(Dataset entries begins)
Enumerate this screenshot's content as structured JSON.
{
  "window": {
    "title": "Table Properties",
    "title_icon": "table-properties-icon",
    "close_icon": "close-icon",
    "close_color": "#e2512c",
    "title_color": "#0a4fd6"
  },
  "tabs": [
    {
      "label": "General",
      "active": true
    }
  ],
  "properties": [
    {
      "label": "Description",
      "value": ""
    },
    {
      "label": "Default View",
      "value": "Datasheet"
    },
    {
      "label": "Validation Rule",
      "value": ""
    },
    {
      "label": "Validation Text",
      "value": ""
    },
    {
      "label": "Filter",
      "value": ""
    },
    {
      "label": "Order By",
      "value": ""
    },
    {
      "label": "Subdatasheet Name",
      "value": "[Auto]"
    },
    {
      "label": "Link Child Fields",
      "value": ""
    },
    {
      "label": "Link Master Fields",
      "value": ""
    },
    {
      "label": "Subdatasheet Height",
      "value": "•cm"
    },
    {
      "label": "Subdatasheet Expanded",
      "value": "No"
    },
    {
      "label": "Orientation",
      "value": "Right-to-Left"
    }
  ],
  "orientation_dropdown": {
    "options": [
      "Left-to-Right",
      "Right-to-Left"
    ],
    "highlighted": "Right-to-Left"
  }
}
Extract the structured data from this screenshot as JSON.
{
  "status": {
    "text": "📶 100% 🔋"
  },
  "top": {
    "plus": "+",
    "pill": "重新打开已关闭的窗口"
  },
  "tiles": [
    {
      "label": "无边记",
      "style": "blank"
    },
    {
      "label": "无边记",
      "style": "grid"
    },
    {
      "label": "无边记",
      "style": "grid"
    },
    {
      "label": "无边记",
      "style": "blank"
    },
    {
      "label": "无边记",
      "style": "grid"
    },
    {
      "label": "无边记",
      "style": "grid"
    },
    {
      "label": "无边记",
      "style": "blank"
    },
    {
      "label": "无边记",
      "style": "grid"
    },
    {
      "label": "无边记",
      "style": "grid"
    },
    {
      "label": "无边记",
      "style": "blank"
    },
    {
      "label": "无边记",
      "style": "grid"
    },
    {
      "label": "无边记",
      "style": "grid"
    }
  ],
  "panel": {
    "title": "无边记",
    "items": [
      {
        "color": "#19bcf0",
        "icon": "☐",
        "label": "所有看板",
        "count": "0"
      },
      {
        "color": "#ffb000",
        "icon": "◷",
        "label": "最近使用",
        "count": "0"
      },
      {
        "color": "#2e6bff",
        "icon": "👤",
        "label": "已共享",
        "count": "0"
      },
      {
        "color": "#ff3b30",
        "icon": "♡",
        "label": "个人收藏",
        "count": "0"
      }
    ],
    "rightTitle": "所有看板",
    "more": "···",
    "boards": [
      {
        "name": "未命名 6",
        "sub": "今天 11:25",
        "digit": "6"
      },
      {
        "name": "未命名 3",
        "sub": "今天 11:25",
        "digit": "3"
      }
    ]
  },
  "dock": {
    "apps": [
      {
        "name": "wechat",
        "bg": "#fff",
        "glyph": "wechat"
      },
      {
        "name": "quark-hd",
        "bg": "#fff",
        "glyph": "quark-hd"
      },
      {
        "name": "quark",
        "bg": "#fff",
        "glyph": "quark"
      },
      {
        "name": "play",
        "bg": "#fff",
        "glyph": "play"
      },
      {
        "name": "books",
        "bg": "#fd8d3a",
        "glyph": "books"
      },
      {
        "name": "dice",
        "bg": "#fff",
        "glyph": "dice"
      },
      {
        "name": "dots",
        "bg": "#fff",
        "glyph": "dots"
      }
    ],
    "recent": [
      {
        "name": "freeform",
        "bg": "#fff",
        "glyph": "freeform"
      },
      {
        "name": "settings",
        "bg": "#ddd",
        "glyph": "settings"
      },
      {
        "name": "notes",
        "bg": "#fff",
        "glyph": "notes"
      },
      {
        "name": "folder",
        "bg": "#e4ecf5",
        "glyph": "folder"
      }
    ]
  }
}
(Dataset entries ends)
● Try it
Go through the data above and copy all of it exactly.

● Solved problem
Enumerate this screenshot's content as structured JSON.
{
  "window": {
    "title": "Table Properties",
    "title_icon": "table-properties-icon",
    "close_icon": "close-icon",
    "close_color": "#e2512c",
    "title_color": "#0a4fd6"
  },
  "tabs": [
    {
      "label": "General",
      "active": true
    }
  ],
  "properties": [
    {
      "label": "Description",
      "value": ""
    },
    {
      "label": "Default View",
      "value": "Datasheet"
    },
    {
      "label": "Validation Rule",
      "value": ""
    },
    {
      "label": "Validation Text",
      "value": ""
    },
    {
      "label": "Filter",
      "value": ""
    },
    {
      "label": "Order By",
      "value": ""
    },
    {
      "label": "Subdatasheet Name",
      "value": "[Auto]"
    },
    {
      "label": "Link Child Fields",
      "value": ""
    },
    {
      "label": "Link Master Fields",
      "value": ""
    },
    {
      "label": "Subdatasheet Height",
      "value": "•cm"
    },
    {
      "label": "Subdatasheet Expanded",
      "value": "No"
    },
    {
      "label": "Orientation",
      "value": "Right-to-Left"
    }
  ],
  "orientation_dropdown": {
    "options": [
      "Left-to-Right",
      "Right-to-Left"
    ],
    "highlighted": "Right-to-Left"
  }
}
Extract the structured data from this screenshot as JSON.
{
  "status": {
    "text": "📶 100% 🔋"
  },
  "top": {
    "plus": "+",
    "pill": "重新打开已关闭的窗口"
  },
  "tiles": [
    {
      "label": "无边记",
      "style": "blank"
    },
    {
      "label": "无边记",
      "style": "grid"
    },
    {
      "label": "无边记",
      "style": "grid"
    },
    {
      "label": "无边记",
      "style": "blank"
    },
    {
      "label": "无边记",
      "style": "grid"
    },
    {
      "label": "无边记",
      "style": "grid"
    },
    {
      "label": "无边记",
      "style": "blank"
    },
    {
      "label": "无边记",
      "style": "grid"
    },
    {
      "label": "无边记",
      "style": "grid"
    },
    {
      "label": "无边记",
      "style": "blank"
    },
    {
      "label": "无边记",
      "style": "grid"
    },
    {
      "label": "无边记",
      "style": "grid"
    }
  ],
  "panel": {
    "title": "无边记",
    "items": [
      {
        "color": "#19bcf0",
        "icon": "☐",
        "label": "所有看板",
        "count": "0"
      },
      {
        "color": "#ffb000",
        "icon": "◷",
        "label": "最近使用",
        "count": "0"
      },
      {
        "color": "#2e6bff",
        "icon": "👤",
        "label": "已共享",
        "count": "0"
      },
      {
        "color": "#ff3b30",
        "icon": "♡",
        "label": "个人收藏",
        "count": "0"
      }
    ],
    "rightTitle": "所有看板",
    "more": "···",
    "boards": [
      {
        "name": "未命名 6",
        "sub": "今天 11:25",
        "digit": "6"
      },
      {
        "name": "未命名 3",
        "sub": "今天 11:25",
        "digit": "3"
      }
    ]
  },
  "dock": {
    "apps": [
      {
        "name": "wechat",
        "bg": "#fff",
        "glyph": "wechat"
      },
      {
        "name": "quark-hd",
        "bg": "#fff",
        "glyph": "quark-hd"
      },
      {
        "name": "quark",
        "bg": "#fff",
        "glyph": "quark"
      },
      {
        "name": "play",
        "bg": "#fff",
        "glyph": "play"
      },
      {
        "name": "books",
        "bg": "#fd8d3a",
        "glyph": "books"
      },
      {
        "name": "dice",
        "bg": "#fff",
        "glyph": "dice"
      },
      {
        "name": "dots",
        "bg": "#fff",
        "glyph": "dots"
      }
    ],
    "recent": [
      {
        "name": "freeform",
        "bg": "#fff",
        "glyph": "freeform"
      },
      {
        "name": "settings",
        "bg": "#ddd",
        "glyph": "settings"
      },
      {
        "name": "notes",
        "bg": "#fff",
        "glyph": "notes"
      },
      {
        "name": "folder",
        "bg": "#e4ecf5",
        "glyph": "folder"
      }
    ]
  }
}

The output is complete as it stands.